_Task instructions_
Line by line, restate the material exactly.
====== Data for processing ======
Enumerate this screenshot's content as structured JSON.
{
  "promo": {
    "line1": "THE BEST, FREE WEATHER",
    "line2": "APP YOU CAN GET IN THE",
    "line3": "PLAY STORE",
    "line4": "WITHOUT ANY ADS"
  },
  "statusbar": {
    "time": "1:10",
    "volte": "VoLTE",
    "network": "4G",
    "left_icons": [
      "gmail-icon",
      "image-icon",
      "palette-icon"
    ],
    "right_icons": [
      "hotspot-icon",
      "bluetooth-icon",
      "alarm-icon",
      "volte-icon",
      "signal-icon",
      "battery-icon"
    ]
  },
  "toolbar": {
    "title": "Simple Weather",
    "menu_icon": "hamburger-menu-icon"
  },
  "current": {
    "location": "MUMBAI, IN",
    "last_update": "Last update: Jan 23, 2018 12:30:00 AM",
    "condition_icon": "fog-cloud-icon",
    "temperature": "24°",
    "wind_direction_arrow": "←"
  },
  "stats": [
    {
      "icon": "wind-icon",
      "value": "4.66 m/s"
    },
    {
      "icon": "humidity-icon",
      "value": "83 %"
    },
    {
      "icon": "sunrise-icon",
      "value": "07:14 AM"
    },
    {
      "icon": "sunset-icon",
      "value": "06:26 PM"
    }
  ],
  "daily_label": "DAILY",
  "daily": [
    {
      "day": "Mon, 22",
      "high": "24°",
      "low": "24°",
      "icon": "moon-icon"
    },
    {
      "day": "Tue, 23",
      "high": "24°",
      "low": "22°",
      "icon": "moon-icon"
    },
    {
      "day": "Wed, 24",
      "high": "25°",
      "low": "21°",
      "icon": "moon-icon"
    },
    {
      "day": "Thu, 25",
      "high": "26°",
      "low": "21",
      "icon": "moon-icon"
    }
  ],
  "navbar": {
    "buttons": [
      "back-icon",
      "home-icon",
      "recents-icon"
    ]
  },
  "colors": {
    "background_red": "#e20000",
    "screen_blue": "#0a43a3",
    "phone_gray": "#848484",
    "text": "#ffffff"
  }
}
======
_Solution_
Enumerate this screenshot's content as structured JSON.
{
  "promo": {
    "line1": "THE BEST, FREE WEATHER",
    "line2": "APP YOU CAN GET IN THE",
    "line3": "PLAY STORE",
    "line4": "WITHOUT ANY ADS"
  },
  "statusbar": {
    "time": "1:10",
    "volte": "VoLTE",
    "network": "4G",
    "left_icons": [
      "gmail-icon",
      "image-icon",
      "palette-icon"
    ],
    "right_icons": [
      "hotspot-icon",
      "bluetooth-icon",
      "alarm-icon",
      "volte-icon",
      "signal-icon",
      "battery-icon"
    ]
  },
  "toolbar": {
    "title": "Simple Weather",
    "menu_icon": "hamburger-menu-icon"
  },
  "current": {
    "location": "MUMBAI, IN",
    "last_update": "Last update: Jan 23, 2018 12:30:00 AM",
    "condition_icon": "fog-cloud-icon",
    "temperature": "24°",
    "wind_direction_arrow": "←"
  },
  "stats": [
    {
      "icon": "wind-icon",
      "value": "4.66 m/s"
    },
    {
      "icon": "humidity-icon",
      "value": "83 %"
    },
    {
      "icon": "sunrise-icon",
      "value": "07:14 AM"
    },
    {
      "icon": "sunset-icon",
      "value": "06:26 PM"
    }
  ],
  "daily_label": "DAILY",
  "daily": [
    {
      "day": "Mon, 22",
      "high": "24°",
      "low": "24°",
      "icon": "moon-icon"
    },
    {
      "day": "Tue, 23",
      "high": "24°",
      "low": "22°",
      "icon": "moon-icon"
    },
    {
      "day": "Wed, 24",
      "high": "25°",
      "low": "21°",
      "icon": "moon-icon"
    },
    {
      "day": "Thu, 25",
      "high": "26°",
      "low": "21",
      "icon": "moon-icon"
    }
  ],
  "navbar": {
    "buttons": [
      "back-icon",
      "home-icon",
      "recents-icon"
    ]
  },
  "colors": {
    "background_red": "#e20000",
    "screen_blue": "#0a43a3",
    "phone_gray": "#848484",
    "text": "#ffffff"
  }
}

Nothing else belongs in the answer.